The following is the second in a series of summaries of each presentation and panel that took place during the Mexico Oil and Gas Summit last Tuesday, July 1st in the Sheraton María Isabel in Mexico City. To download the speaker’s presentations which have been approved for public distribution so far, which now includes Gabriel Heller’s presentation, click here.
The forum continued with a presentation by SENER’s Director General of Investments, Gabriel Heller, whose presentation dealt with the opening of the oil and gas industry. He began by saying that there is external investment coming to Mexico, but there is also interest in seeing what the domestic market will bring to the table, particularly regarding SMEs. “We should help national SMEs become highly important enterprises that can someday both export their technology and expand overseas.” He stressed that the Energy Reform seeks free competition in which the productive enterprises of the state can participate with other NOCs and IOCs in equal circumstances. This will be achieved by the creation and empowerment of flexible, independent government agencies that give companies legal certainty.
Heller talked about the upstream segment, saying that in Round Zero, PEMEX already gave SENER a list of the fields it would like to keep or develop. In the upcoming Round One, both private and state companies will participate in tenders. However, Heller said that there are discussions regarding the possibility of a pre-qualification round as not all contracts will be the same. “Each contract will have its own rules and the winning company will be the one to offer the best conditions. We are now implementing a process that is new to us and that makes transparency an extremely crucial factor.” Heller says the new scheme will seek 25% of national content annually in E&P projects. The percentage will vary according to each contract. For instance, deepwater projects will seldom require high national content, but the percentage will be leveraged in mature fields and shallow waters.
He explained that in the new model, oil revenues equal to 4.7% of the GDP will go to public expenditure, remaining profits equivalent to 3% of the GNP will go to a long-term savings fund, and the rest will be destined to social programs.
Regarding midstream, Heller reminded the audience that after the Reform industrial transformation is no longer considered a strategic sector. This means PEMEX is no longer the sole responsible party and SENER can grant permits to private actors. He mentioned how the National Center of Natural Gas Control (CENAGAS) has already contemplated expanding infrastructure for transportation and storage.

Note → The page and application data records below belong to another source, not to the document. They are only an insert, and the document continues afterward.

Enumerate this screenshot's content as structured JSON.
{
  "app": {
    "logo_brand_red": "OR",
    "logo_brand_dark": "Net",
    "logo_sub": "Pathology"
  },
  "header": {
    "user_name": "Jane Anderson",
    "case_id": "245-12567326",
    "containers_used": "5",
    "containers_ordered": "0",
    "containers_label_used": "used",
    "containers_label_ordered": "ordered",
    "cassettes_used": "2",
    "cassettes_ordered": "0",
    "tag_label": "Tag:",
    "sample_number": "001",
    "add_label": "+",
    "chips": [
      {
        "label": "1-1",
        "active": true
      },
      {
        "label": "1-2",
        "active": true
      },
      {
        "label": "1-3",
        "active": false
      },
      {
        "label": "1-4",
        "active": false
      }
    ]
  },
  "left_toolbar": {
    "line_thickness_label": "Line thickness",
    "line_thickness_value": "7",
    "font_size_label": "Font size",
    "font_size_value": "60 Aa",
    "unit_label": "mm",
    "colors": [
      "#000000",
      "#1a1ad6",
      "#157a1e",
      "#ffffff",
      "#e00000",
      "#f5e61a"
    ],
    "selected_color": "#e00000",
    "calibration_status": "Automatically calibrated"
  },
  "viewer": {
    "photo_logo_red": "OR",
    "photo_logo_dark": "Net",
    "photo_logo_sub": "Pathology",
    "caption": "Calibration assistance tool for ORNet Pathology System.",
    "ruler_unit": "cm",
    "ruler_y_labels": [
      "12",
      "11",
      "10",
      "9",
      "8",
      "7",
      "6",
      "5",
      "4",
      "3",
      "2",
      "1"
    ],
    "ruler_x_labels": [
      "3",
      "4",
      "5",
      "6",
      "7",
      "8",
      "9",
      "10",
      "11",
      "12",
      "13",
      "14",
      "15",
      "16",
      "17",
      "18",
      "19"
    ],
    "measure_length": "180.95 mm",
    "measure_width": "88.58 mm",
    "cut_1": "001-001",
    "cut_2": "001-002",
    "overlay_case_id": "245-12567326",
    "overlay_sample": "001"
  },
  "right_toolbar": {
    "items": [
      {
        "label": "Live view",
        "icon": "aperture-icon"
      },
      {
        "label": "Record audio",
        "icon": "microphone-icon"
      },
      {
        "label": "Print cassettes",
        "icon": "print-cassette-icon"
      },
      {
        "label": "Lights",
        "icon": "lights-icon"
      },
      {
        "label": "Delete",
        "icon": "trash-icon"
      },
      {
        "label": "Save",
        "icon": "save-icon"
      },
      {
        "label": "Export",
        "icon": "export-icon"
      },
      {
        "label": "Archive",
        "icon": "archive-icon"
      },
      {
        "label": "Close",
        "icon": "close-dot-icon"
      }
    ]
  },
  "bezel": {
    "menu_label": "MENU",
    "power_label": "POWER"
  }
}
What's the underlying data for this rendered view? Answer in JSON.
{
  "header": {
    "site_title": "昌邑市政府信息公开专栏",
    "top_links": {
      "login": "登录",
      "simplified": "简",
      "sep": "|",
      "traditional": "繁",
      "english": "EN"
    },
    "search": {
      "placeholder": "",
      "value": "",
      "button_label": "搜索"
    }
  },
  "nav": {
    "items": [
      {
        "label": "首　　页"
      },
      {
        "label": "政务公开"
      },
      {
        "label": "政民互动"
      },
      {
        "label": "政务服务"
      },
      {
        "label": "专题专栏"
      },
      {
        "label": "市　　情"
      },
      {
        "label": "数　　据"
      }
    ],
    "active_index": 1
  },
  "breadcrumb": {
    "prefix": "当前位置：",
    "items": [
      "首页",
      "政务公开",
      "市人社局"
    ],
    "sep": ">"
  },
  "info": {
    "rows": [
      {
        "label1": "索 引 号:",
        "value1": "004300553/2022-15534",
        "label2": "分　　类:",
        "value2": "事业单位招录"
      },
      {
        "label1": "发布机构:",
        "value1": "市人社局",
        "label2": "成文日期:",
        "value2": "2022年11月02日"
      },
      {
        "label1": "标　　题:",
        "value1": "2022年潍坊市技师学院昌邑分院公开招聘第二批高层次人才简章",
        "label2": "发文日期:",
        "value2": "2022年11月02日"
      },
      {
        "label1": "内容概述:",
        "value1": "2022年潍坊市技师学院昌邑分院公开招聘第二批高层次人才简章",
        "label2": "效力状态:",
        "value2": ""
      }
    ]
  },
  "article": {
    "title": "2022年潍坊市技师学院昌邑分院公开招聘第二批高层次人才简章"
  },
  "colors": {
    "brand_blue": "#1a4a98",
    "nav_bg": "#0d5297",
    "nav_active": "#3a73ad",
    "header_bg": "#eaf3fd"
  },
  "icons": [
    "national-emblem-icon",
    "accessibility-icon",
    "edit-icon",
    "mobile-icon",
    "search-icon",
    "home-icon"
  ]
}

This agency has 18 works for natural gas transportation planned for 2018, involving 10,000km of pipeline and an investment of US$13.3 billion. “We expect these developments to be ready by 2018. This network will be one of the country’s industrial motors.”
Heller talked about gasoline and diesel, telling the audience that he, in representation of SENER, does not feel that the current infrastructure fosters competitiveness. As part of the transition that accompanies the Energy Reform, a maximum price for gasoline will be gradually established from 2015 until 2019. Nonetheless, gasoline prices will adjust to inflation during this period. According to Heller, prices will be liberated and guided by international, markets in 2020. “In 2017 we will start seeing gas stations of foreign companies selling PEMEX products but with differentiating factors. They might import their products, but we will stick to the maximum price scheme until 2020,” explained Heller.